Interestingly, candy canes used to be only white for hundreds of years. It wasn’t until the early 20th century and the advent of mass production that the iconic red-striped peppermint candy cane came into existence.

According to Egyptian, Greek, Roman, and Germanic mythology, honey was a gift of the gods with the power to heal, give life, and banish demons. Gingerbread, in its early form as spiced honey bread, was found in pharaohs’ tombs dating to 1500 BC. Later, a more modern gingerbread appeared in 11th-century Europe when the Crusaders brought ginger back from the Middle East. Once ginger became more affordable, gingerbread gained popularity.
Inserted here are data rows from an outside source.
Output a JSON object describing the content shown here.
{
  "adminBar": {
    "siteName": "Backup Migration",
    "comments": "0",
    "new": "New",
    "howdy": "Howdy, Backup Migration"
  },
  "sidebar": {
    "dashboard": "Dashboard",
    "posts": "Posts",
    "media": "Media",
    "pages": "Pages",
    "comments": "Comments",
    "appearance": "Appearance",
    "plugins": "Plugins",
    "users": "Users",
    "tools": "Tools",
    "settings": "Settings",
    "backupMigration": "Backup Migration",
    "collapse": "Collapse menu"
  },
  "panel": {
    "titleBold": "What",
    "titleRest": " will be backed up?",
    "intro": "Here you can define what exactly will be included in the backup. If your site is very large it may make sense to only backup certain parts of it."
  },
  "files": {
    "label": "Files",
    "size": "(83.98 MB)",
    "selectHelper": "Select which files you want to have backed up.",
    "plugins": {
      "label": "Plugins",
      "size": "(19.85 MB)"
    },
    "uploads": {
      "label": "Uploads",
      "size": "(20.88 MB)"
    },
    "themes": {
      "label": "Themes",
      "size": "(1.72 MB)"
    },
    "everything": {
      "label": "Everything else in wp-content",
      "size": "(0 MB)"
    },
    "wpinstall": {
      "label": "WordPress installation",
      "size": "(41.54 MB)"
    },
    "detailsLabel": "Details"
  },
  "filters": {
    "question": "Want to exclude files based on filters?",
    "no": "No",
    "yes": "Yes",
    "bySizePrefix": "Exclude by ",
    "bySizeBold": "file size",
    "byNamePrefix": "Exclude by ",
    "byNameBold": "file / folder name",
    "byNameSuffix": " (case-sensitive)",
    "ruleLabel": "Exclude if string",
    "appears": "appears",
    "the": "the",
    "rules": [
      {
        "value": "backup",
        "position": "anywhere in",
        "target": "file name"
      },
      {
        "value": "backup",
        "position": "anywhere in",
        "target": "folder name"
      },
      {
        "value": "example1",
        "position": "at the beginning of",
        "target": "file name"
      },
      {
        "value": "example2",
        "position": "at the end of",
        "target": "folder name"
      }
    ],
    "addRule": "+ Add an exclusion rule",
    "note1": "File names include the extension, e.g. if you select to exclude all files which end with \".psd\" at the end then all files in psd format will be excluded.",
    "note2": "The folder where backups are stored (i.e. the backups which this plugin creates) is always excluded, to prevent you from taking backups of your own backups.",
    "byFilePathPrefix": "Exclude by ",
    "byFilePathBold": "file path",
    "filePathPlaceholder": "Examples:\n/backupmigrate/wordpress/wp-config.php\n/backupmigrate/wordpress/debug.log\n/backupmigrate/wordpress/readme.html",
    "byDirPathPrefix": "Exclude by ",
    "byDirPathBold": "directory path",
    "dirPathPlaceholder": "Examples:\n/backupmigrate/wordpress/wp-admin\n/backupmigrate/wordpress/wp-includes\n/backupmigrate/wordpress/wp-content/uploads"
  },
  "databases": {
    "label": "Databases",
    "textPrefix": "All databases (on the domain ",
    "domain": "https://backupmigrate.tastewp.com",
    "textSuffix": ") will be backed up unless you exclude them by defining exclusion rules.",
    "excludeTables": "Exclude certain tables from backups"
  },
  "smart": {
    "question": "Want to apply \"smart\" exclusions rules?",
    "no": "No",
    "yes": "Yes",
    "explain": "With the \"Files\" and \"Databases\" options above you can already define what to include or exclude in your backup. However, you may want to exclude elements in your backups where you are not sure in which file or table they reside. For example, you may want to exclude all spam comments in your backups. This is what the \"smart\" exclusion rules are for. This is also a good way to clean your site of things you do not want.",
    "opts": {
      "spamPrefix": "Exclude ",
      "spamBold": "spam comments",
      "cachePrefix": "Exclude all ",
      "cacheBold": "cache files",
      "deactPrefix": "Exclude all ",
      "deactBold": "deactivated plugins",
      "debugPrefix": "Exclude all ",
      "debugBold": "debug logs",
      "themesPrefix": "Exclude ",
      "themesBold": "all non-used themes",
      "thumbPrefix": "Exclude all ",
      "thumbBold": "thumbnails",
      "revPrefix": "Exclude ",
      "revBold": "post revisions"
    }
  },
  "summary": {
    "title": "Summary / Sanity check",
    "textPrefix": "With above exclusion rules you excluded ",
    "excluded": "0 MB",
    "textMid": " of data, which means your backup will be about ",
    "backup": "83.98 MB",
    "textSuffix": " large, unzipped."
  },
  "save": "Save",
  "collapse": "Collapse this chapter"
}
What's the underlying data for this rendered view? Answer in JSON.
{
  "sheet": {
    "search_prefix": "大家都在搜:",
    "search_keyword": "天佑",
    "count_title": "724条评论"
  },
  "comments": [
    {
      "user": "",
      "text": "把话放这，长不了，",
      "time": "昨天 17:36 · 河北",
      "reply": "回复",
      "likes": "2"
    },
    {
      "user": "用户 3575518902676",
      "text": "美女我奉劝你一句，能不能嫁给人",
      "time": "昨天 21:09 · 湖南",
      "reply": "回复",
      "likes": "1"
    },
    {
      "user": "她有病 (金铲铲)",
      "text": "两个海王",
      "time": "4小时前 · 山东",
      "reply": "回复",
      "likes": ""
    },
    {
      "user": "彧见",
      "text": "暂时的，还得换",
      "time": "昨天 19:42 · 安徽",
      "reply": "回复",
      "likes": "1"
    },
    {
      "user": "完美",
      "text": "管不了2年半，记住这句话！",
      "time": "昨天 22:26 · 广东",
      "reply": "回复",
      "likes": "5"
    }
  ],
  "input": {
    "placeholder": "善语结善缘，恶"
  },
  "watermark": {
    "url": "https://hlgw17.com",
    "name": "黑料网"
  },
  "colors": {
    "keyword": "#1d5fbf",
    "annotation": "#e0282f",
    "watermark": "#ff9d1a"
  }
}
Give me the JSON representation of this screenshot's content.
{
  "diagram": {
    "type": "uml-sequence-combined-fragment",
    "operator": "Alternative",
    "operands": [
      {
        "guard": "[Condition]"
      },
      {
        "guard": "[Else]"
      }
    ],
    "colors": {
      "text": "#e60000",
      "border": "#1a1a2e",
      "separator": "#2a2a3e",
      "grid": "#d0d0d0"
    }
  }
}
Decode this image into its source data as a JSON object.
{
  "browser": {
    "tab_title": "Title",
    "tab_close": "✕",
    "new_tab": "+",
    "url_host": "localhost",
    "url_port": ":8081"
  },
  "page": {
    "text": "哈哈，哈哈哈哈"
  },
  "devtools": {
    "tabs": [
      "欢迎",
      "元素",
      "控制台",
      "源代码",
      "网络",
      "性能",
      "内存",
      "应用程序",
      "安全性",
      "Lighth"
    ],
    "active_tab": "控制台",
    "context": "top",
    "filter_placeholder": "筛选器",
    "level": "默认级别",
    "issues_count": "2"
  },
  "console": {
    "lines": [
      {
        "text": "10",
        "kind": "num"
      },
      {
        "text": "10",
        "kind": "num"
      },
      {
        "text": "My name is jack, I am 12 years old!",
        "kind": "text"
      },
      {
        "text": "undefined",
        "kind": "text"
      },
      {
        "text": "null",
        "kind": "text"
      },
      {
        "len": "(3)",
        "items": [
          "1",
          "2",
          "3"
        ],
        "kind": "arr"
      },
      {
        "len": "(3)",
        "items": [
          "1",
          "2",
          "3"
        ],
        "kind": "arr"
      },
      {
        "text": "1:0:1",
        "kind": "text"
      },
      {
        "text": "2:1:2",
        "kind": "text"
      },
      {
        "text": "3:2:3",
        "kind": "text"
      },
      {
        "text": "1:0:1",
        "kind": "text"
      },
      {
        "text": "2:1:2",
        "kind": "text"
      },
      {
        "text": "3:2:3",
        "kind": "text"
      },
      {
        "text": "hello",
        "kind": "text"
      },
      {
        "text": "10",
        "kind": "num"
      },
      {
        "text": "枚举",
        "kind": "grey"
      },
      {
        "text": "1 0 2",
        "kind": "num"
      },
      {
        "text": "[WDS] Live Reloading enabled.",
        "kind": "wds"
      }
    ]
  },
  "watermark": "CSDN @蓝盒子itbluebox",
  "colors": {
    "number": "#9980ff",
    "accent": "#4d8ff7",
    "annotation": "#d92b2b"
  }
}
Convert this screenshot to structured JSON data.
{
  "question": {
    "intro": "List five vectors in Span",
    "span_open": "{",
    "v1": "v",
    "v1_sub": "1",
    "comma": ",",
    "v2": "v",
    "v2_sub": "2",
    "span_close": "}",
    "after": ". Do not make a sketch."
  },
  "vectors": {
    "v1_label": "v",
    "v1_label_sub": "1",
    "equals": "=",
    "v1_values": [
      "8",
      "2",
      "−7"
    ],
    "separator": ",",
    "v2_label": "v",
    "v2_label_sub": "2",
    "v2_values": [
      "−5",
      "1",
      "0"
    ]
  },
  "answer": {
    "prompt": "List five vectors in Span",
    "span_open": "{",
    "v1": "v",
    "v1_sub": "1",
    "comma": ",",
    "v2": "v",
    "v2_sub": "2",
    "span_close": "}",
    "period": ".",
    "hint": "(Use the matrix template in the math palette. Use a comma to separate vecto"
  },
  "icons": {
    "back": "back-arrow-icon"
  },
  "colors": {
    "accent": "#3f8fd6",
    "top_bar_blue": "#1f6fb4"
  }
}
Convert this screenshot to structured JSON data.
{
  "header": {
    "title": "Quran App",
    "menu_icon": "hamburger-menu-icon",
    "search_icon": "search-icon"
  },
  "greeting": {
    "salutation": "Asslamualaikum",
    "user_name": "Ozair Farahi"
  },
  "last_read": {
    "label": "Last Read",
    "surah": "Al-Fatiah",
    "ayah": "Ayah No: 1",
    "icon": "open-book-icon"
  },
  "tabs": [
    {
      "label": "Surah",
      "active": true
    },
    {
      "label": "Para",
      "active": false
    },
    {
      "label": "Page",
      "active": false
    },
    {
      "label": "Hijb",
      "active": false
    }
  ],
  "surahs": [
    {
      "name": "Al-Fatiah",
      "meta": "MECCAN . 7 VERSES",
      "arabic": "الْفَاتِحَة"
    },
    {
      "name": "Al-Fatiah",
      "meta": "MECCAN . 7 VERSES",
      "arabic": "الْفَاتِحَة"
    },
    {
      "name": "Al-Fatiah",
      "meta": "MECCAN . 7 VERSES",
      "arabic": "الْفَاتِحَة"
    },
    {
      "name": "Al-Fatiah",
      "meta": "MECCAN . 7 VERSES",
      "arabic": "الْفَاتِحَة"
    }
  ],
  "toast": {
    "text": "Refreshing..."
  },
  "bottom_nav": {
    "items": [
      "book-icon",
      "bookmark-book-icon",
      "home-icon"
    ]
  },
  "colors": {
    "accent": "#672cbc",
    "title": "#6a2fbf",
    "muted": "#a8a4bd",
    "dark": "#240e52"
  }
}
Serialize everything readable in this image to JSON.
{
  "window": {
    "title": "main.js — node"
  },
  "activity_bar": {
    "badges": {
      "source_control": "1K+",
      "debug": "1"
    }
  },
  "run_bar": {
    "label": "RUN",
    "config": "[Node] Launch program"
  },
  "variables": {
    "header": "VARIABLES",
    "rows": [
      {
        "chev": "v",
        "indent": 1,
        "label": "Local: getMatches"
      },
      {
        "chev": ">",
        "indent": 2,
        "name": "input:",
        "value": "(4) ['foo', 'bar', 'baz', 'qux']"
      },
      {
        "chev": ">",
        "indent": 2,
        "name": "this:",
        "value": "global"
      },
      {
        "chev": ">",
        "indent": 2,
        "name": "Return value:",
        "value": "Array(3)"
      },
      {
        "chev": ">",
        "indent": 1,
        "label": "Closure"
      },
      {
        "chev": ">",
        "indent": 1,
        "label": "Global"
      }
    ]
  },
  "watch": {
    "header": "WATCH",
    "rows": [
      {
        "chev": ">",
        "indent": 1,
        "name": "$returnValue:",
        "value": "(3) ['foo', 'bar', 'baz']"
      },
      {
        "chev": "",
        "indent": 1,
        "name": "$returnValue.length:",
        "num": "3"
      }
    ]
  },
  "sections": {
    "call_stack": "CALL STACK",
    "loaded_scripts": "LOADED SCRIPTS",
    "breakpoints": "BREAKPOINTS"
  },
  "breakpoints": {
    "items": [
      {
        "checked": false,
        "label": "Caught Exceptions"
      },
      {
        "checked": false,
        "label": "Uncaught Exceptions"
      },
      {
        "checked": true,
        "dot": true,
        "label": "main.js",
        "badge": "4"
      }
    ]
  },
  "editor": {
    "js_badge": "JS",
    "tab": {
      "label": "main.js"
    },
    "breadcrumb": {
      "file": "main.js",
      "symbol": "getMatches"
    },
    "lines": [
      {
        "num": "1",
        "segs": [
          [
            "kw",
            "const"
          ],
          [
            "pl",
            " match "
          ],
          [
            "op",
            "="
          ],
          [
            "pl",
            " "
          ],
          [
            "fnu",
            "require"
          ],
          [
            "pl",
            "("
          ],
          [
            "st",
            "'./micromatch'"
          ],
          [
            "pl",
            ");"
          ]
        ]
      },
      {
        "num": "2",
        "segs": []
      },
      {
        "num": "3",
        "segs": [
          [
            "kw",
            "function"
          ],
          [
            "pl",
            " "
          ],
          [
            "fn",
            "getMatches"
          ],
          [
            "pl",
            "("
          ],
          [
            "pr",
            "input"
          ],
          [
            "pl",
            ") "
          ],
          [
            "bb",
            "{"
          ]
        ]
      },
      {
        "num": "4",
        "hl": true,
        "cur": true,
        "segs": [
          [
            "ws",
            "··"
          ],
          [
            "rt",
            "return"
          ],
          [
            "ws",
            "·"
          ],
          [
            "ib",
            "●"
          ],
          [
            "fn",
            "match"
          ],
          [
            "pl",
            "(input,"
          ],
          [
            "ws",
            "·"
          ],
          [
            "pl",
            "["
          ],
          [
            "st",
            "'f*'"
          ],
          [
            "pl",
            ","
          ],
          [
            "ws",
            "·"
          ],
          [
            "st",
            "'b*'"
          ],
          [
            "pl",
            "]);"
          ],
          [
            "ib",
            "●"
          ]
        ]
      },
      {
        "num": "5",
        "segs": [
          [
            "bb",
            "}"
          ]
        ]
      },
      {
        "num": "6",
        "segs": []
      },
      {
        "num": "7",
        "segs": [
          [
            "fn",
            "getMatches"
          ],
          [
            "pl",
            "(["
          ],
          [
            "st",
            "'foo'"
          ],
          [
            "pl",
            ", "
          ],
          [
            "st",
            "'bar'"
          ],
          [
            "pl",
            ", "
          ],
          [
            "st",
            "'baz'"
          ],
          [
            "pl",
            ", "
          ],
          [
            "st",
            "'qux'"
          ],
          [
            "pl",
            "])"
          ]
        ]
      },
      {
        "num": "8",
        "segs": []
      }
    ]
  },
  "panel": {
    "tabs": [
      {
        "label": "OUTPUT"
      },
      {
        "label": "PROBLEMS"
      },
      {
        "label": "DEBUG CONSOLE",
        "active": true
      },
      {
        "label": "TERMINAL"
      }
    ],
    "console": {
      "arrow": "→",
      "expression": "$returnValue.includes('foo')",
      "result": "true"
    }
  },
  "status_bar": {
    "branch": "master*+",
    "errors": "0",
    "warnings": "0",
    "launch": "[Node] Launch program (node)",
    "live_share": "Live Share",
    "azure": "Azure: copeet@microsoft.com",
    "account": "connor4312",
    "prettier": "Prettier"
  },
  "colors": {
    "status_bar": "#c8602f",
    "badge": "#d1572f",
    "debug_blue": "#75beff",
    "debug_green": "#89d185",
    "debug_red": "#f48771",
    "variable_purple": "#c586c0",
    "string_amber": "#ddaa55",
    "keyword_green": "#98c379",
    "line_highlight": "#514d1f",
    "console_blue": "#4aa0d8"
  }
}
And I had but one penny in the world, thou shouldn’t have it to buy gingerbread.

William Shakespeare

Early European recipes for gingerbread called for ginger, sugar, rosewater, stale breadcrumbs, and ground almonds, which were mashed into a paste and pressed into wooden molds. These work-of-art molds made a storyboard that told the major news and took the shapes of kings, queens, emperors, and more. Cookies were sometimes decorated with edible gold or flat white icing.

In 16th century England, flour replaced stale breadcrumbs, and sweeteners and eggs were added. Incredibly, Queen Elizabeth I is credited for creating the first gingerbread man, which shocked visiting dignitaries who were given cookies made in their likeness. At fairs, gingerbread was tied with a ribbon and exchanged as a token of love. The gingerbread house gained popularity in Germany after the Brothers Grimm published their fairy tales, including “Hansel and Gretel,” in the 19th century. Later, German immigrants brought this lebkuchenhaeusle to America.

Today, gingerbread is often made with ginger, anise, cardamom, cloves, cinnamon, nutmeg, and sweetened with honey, corn syrup, brown sugar, or molasses. It comes in many forms, such as gingerbread people, houses, ginger snaps, and more. So when you’re munching on a gingerbread man or hanging candy canes on your Christmas tree, remember the countless individuals who quite literally shaped these fascinating treats!